Salsa sauce is one of the most scrumptious toppings that can be made using canned or fresh tomato and you must know the most practical recipe ideas in order to make the mentioned sauce.
This recipe is for you if you are the one who always manages to eat the very last bit of salsa whenever you are out with your pals because you are the one who always ends up finishing it. It is not sophisticated or even gourmet in any way, but it pairs wonderfully with salty chips and ice cold beer. It is time for you to pay your portion of the bill for the salsa, so tonight, treat your friends to some salsa in the style of a restaurant.
You want to use canned tomatoes throughout the rest of the year because fresh pico de gallo made with ripe summer tomatoes is out of this world, but during the summer, you want to use fresh tomatoes. They are the unsung hero of an excellent salsa prepared in the style of a restaurant.
And why on earth not? It is much more cost effective to use canned tomatoes rather than fresh tomatoes in both restaurants and in the kitchens of private homes.
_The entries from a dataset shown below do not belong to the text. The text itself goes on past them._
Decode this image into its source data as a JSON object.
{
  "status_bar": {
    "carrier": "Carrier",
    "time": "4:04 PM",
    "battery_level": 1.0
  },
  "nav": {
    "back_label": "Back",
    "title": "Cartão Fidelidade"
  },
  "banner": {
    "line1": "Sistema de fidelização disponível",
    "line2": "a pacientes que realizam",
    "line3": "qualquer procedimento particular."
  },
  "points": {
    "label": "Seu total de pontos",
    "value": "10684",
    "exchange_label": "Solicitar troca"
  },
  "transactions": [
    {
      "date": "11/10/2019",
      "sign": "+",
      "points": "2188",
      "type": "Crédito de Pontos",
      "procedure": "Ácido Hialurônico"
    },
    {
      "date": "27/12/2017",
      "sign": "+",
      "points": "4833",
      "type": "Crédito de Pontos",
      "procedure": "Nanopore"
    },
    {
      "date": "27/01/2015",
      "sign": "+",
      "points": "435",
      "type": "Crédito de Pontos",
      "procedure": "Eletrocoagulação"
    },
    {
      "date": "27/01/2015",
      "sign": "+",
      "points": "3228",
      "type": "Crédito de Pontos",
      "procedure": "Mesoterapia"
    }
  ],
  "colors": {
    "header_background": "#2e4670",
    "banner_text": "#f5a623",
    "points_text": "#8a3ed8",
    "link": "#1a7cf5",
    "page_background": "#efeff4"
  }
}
Additionally, during the many months that are not tomato season, canned tomatoes are arguably of higher quality and have a better flavor than their fresh counterparts found in grocery store produce sections.
Despite this, I had my doubts when I first attempted to make this salsa. It’s true that I frequently use canned tomatoes in dishes like sauces and soups, but what about for something like salsa? However, canned tomatoes have a robust flavor that is almost as strong as that of fresh tomatoes, and this flavor works wonderfully when combined with fresh jalapenos, cilantro, and lime juice. In addition, they decompose into a saucier consistency, which is really what you want in a fantastic party dip to go along with chips.
When I make homemade salsa, whole canned tomatoes are my go-to ingredient of choice. They break down to that saucy stage more quickly in the blender, and I tend to prefer their flavor more, but chopped tomatoes also perform quite well in this application. Avoid any tomatoes with extra seasonings (read the labels carefully) (read the labels carefully).
A good salsa can be made with high-quality canned tomatoes, but I don’t think that using them is absolutely necessary. In the event that you are hosting a party and have more funds to spend, it is recommended that you splurge on the higher-quality items; but, if you are not doing so, the items already stored in your cabinets will suffice.
Love a thick salsa? Would you rather have it completely pulverized? No issue. You can achieve a salsa with a chunky texture by pulsing the blender a few times, or you can leave it running until the salsa reaches the desired degree of smoothness. You can also strain the tomatoes before blending them in order to have a thicker consistency.
This salsa tastes best if it has been let to chill in the refrigerator for at least 30 minutes before being served, and it tastes even better the following day; doing so allows the flavors in the salsa to combine and become more subdued. The salsa that is created fresh is tasty, but the salsa that is served a little while after it has been prepared will be even more delicious.
1 can of whole, peeled tomatoes (28 ounces) packed with their own juices
1 cup of fresh cilantro, packed in a looser fashion
1/2 of a small red onion, sliced into large pieces 2 medium jalapenos, seeds and membranes removed, and diced into large pieces 2 tablespoons of freshly squeezed lime juice (from 1 lime), plus more as needed
1 or 2 cloves of garlic, minced into a coarse paste One-fourth teaspoon of kosher salt
Blend or process all of the ingredients together in a food processor or blender. Put all of the ingredients in a high-powered blender or a food processor. Make sure that all of the components are well combined by giving the mixture a good stir with a spatula. (If your blender is really strong, you may not even need to stir the ingredients.)
You can choose to pulse the salsa until it is as chunky or smooth as suits your taste. You may make the salsa as chunky or smooth as you like by pulsing it for 1 second each time, scraping down the sides of the food processor as necessary, and stirring the salsa with a spatula if there are large chunks that do not make it to the blade at the bottom.
Taste it, then adjust the seasonings as necessary. If desired, give it a taste and then use a spatula to mix in some additional lime juice or salt. (Because additional blending will result in the puréeing of the salsa, it is advisable to mix it by hand.)
Place in the refrigerator for a minimum of 30 minutes and up to 7 days. After transferring to a serving bowl, place it in the refrigerator for at least half an hour to allow the flavors to meld and develop, or place it in the refrigerator for up to one week.
RECIPE NOTES Small-batch salsa: Reduce the amount of ingredients by half and use only one can of tomatoes (14.5 ounces).
Variations on salsa include blending in a roasted poblano or chipotle pepper, as well as adding a half teaspoon of your preferred spice blend.
When storing, place in the refrigerator in a container that seals tightly and keep for up to a week.